ESPN college basketball analyst Dick Vitale (who’s set to receive the Jimmy V Award for Perseverance at July’s ESPYs) has battled two different severe illnesses this past year, lymphoma and vocal cord dysplasia. Both of those battles are currently going well for him; his most recent cancer scan came up negative, and his vocal cord surgery went well, helping him once again host his annual V Foundation Gala this month (which raised a record $11.1 million). But they both have posed challenges for Vitale, as journalist Graham Bensinger explores in the most recent episode of his syndicated show In Depth With Graham Bensinger, which premieres this weekend (airtimes and stations can be found here).
Bensinger spoke with Vitale, his wife Lorraine and daughter Terri, throat specialist Dr. Steven Zeitels, oncologist Dr. Rick Brown, and more. And one particularly notable clip from that had Vitale and his family speaking about how the voice rest required as part of the treatment for vocal cord dysplasia (which forced him to take time off from his ESPN job and then eventually miss the rest of the college basketball season) felt worse for them, even if it wasn’t as life-threatening as the cancer. Here’s that segment:

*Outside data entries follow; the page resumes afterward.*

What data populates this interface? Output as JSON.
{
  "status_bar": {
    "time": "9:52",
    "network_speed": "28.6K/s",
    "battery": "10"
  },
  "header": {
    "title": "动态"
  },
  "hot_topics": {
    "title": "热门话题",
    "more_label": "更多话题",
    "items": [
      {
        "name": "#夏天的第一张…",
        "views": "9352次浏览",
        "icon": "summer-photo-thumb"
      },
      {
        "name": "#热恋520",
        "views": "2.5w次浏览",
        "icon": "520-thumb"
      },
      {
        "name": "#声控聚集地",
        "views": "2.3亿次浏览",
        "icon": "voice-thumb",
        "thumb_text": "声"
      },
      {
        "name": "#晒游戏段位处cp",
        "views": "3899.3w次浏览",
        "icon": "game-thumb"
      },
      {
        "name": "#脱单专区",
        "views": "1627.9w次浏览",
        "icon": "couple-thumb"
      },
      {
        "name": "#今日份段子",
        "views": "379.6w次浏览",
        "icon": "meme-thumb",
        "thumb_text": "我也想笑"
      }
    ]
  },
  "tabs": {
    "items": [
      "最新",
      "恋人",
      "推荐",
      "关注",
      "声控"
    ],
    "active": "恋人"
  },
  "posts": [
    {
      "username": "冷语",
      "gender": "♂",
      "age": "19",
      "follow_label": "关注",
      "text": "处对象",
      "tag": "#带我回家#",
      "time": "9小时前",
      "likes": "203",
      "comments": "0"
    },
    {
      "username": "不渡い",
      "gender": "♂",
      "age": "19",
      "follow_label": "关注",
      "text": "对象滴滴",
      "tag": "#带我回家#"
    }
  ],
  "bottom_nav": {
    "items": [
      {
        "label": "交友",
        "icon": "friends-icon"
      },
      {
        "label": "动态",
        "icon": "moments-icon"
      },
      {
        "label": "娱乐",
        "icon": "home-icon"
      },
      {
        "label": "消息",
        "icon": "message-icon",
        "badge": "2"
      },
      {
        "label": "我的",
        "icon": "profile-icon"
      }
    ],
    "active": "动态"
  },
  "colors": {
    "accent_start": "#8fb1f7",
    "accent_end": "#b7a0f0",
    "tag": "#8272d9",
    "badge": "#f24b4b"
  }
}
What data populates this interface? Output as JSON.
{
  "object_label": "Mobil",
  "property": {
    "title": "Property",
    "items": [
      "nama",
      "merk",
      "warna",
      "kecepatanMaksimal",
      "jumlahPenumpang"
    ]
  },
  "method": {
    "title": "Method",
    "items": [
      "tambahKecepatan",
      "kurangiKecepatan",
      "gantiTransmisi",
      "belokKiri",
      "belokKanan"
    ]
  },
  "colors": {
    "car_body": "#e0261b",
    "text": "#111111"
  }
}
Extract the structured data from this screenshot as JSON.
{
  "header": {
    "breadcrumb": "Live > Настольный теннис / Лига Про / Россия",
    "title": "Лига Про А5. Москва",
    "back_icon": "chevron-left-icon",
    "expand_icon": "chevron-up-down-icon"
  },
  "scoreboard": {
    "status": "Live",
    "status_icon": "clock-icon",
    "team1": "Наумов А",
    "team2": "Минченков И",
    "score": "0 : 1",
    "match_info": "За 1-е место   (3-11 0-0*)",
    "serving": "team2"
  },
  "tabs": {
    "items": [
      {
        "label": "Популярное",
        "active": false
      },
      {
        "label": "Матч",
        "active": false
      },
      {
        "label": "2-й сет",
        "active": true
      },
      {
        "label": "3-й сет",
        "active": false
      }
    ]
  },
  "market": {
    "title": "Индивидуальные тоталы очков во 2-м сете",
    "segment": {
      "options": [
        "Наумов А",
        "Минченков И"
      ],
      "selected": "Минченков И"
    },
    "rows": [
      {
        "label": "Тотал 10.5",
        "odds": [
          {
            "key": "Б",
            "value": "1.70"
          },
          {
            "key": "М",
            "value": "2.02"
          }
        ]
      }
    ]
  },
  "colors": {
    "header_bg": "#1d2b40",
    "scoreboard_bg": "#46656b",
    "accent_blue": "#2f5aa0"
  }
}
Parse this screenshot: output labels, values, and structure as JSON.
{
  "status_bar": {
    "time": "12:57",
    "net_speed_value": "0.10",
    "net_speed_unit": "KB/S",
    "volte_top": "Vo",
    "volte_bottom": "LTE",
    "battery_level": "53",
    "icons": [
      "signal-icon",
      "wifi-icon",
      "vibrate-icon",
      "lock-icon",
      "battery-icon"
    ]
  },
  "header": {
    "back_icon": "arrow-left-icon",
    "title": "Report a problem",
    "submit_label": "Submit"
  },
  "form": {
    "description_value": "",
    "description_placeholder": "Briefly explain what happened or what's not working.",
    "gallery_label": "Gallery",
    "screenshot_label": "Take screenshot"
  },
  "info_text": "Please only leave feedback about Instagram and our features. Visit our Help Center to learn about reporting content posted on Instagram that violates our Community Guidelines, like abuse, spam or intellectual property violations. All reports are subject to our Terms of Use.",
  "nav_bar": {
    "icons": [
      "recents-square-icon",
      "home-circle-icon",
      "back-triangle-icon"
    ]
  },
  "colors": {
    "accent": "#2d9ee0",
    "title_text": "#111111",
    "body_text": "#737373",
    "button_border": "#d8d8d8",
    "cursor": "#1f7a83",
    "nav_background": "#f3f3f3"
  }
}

A partial transcript:
Graham Bensinger: I was talking to your oncologist, Dr. Brown. He told me that your lowest point, in his opinion from what he saw during the entire process – the melanoma, lymphoma, vocal cord issues – was not when it was thought you might have bile duct cancer and your days could be numbered, but was rather how he saw you get when you realized you weren’t gonna be able to talk again for a while… Your thoughts?
Dick Vitale: Oh, absolutely. It’s been my livelihood… Here’s what I’m known for, being a talkative kind of guy, going out, having fun. Not only just the games, but all my life… And I missed that. I missed being me. I felt trapped. I felt trapped. I couldn’t express myself. I just felt trapped.
Lorraine Vitale: That was the hardest for him to deal with because that’s like him not having breath, Dick not talking… And without his voice, it’s like it’s not him.
Terri Vitale: It was such a devastating, emotional blow. Him not being able to engage and not be able to talk and us not knowing the outcome of that – it was definitely the darkest time. I’m not a medical professional, but I’m gonna use the word ‘depressed.’ I would say he was emotionally defeated.
It’s interesting to hear just how hard that was for Vitale, not even just with not calling games but with also being unable to talk in the rest of his life. And that’s certainly challenging. Fortunately, the voice rest and then surgery worked, and Vitale is doing much better now, and is able to return to his charitable work as well. That matters; as he told AA last year, raising money for pediatric cancer research is “the story of my life now.” Here’s what he and Lorraine told Bensinger ahead of this year’s gala on why raising money for children’s cancer research is so important to him:
[Image from Graham Bensinger on YouTube]